NASHVILLE — A top Tennessee official is recommending to Gov. Bill Haslam that he sell the State Office Building and the nearby James R. Mapp Building in Chattanooga.
The buildings near downtown are among six statewide that General Services Commissioner Steve Cates says are "functionally obsolete" and should be sold given costs for renovation and operations.
The estimated price tag for fixing the seven-story, 47,269-square-foot Chattanooga State Office Building is $8.49 million. The iconic 58-year-old building, at 540 McCallie Ave., was originally owned by Interstate Accident and Life Insurance Co. A west wing was added in 1970.
The Mapp Building is at 311 M.L. King Blvd. in Chattanooga. Built about 20 years ago, the 75,445-square-foot building has structural problems requiring $3.5 million to correct.
The buildings are among six across the state proposed for sale. Three of the buildings are in Nashville and the sixth is in Memphis. Haslam said Thursday he has made no decision and will have to weigh cost-savings against the "impact on the community as well" on all six structures.
"I've been a mayor and I understand it's one thing to say we're going to move out of this building, but if its part of the fabric of the town in a way that would hurt, that's something we have to evaluate," Haslam said. "So we have both the community's interest and Tennessee taxpayers' interest."
Cates told Haslam on Wednesday during budget hearings that after months of review following a consultant's recommendations, he has concluded "the useful life of six of our buildings have come to an end."
He said he is proposing "we put those buildings up for sale. They don't have a large value, but we do think that they should be put up for sale. Our analysis has estimated values for those."
In response to questions from Finance Commissioner Mark Emkes on whether he believes there will be interested buyers for the buildings, Cates said, "at the price that's in the analysis, yes." He later noted the value of the land could be more than the actual buildings.
Emkes likened the situation to buying a new car versus putting money into repairing an older vehicle.
Cates spokeswoman Kelly Smith declined to address a Chattanooga Times Free Press request for state estimates on the local buildings' values, saying, "this is simply a proposal. We won't have any additional information until the budget is presented to the Legislature."
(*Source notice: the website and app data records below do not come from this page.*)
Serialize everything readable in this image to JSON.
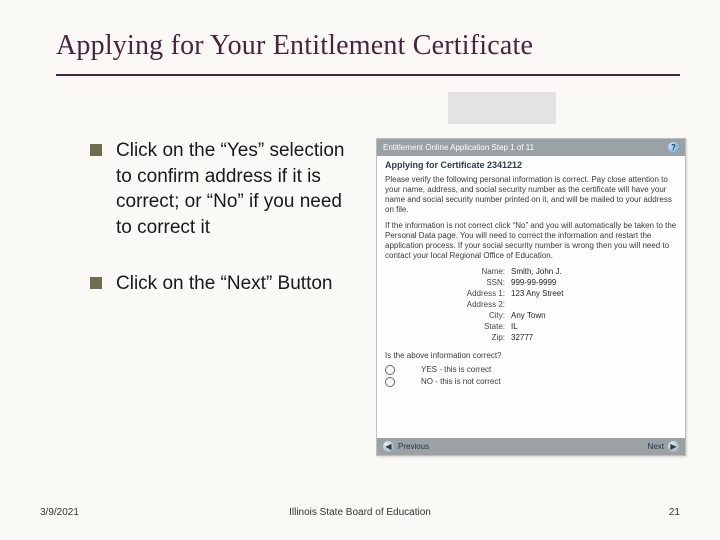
{
  "title": "Applying for Your Entitlement Certificate",
  "bullets": {
    "b1": "Click on the “Yes” selection to confirm address if it is correct; or “No” if you need to correct it",
    "b2": "Click on the “Next” Button"
  },
  "panel": {
    "header": "Entitlement Online Application Step 1 of 11",
    "help_alt": "?",
    "subtitle": "Applying for Certificate 2341212",
    "para1": "Please verify the following personal information is correct. Pay close attention to your name, address, and social security number as the certificate will have your name and social security number printed on it, and will be mailed to your address on file.",
    "para2": "If the information is not correct click “No” and you will automatically be taken to the Personal Data page. You will need to correct the information and restart the application process. If your social security number is wrong then you will need to contact your local Regional Office of Education.",
    "rows": {
      "name": {
        "lbl": "Name:",
        "val": "Smith, John J."
      },
      "ssn": {
        "lbl": "SSN:",
        "val": "999-99-9999"
      },
      "addr1": {
        "lbl": "Address 1:",
        "val": "123 Any Street"
      },
      "addr2": {
        "lbl": "Address 2:",
        "val": ""
      },
      "city": {
        "lbl": "City:",
        "val": "Any Town"
      },
      "state": {
        "lbl": "State:",
        "val": "IL"
      },
      "zip": {
        "lbl": "Zip:",
        "val": "32777"
      }
    },
    "question": "Is the above information correct?",
    "yes": "YES - this is correct",
    "no": "NO - this is not correct",
    "prev": "Previous",
    "next": "Next",
    "arrow_left": "◀",
    "arrow_right": "▶"
  },
  "footer": {
    "date": "3/9/2021",
    "center": "Illinois State Board of Education",
    "page": "21"
  }
}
In September, the Times Free Press reported that consultants were questioning continued use of the buildings, saying they were costly and inefficient to maintain.
According to the consulting firm Jones Lang LaSalle, the State Office Building needs some $7.9 million to replace heating, ventilation and air conditioning systems. It has several other issues as well and is inefficient to operate. The state paid $5.85 million for the building in 1981 and renovated it 20 years ago.
Fixing foundation problems at the Mapp Building would cost $1.5 million.
Both buildings collectively house 589 workers in agencies ranging from offices for the State Attorney General's Office to state Department of Environment and Conservation.
Haslam's decision will be reflected in his upcoming state budget recommendations to the General Assembly for fiscal year 2013-14.
House Majority Leader Gerald McCormick, R-Chattanooga, recently said lawmakers should review the issue. If the state doesn't want the State Office Building, McCormick said, it might be suitable for student housing "because it's so close to UTC."
And if not the University of Tennessee at Chattanooga, he said, "I think you'd see some local people step in and make housing out of it."
Asked Thursday if the state would construct new buildings or lease space should he follow Cates' recommendation, Haslam said, "We're not that far.
"So I think we [governor's office] come in and look at, can you sell it? If not is there something else you can do with that building? Its part of our double fiduciary responsibility, both to the taxpayers and to the communities that we work in."
Contact staff writer Andy Sher at firstname.lastname@example.org or 615-255-0550. It's General Services' job to say, 'Hey, for us to fix this, to meet codes, to fix HVAC, look at all the different issues that need to be addressed, its going to cost us x million and that's way more than that space is worth. As the people responsible for providing space for the state, we can't recommend we do that.'
Andy Sher is a Nashville-based staff writer covering Tennessee state government and politics for the Times Free Press. A Washington correspondent from 1999-2005 for the Times Free Press, Andy previously headed up state Capitol coverage for The Chattanooga Times, worked as a state Capitol reporter for The Nashville Banner and was a contributor to The Tennessee Journal, among other publications. Andy worked for 17 years at The Chattanooga Times covering police, health care, county government, ...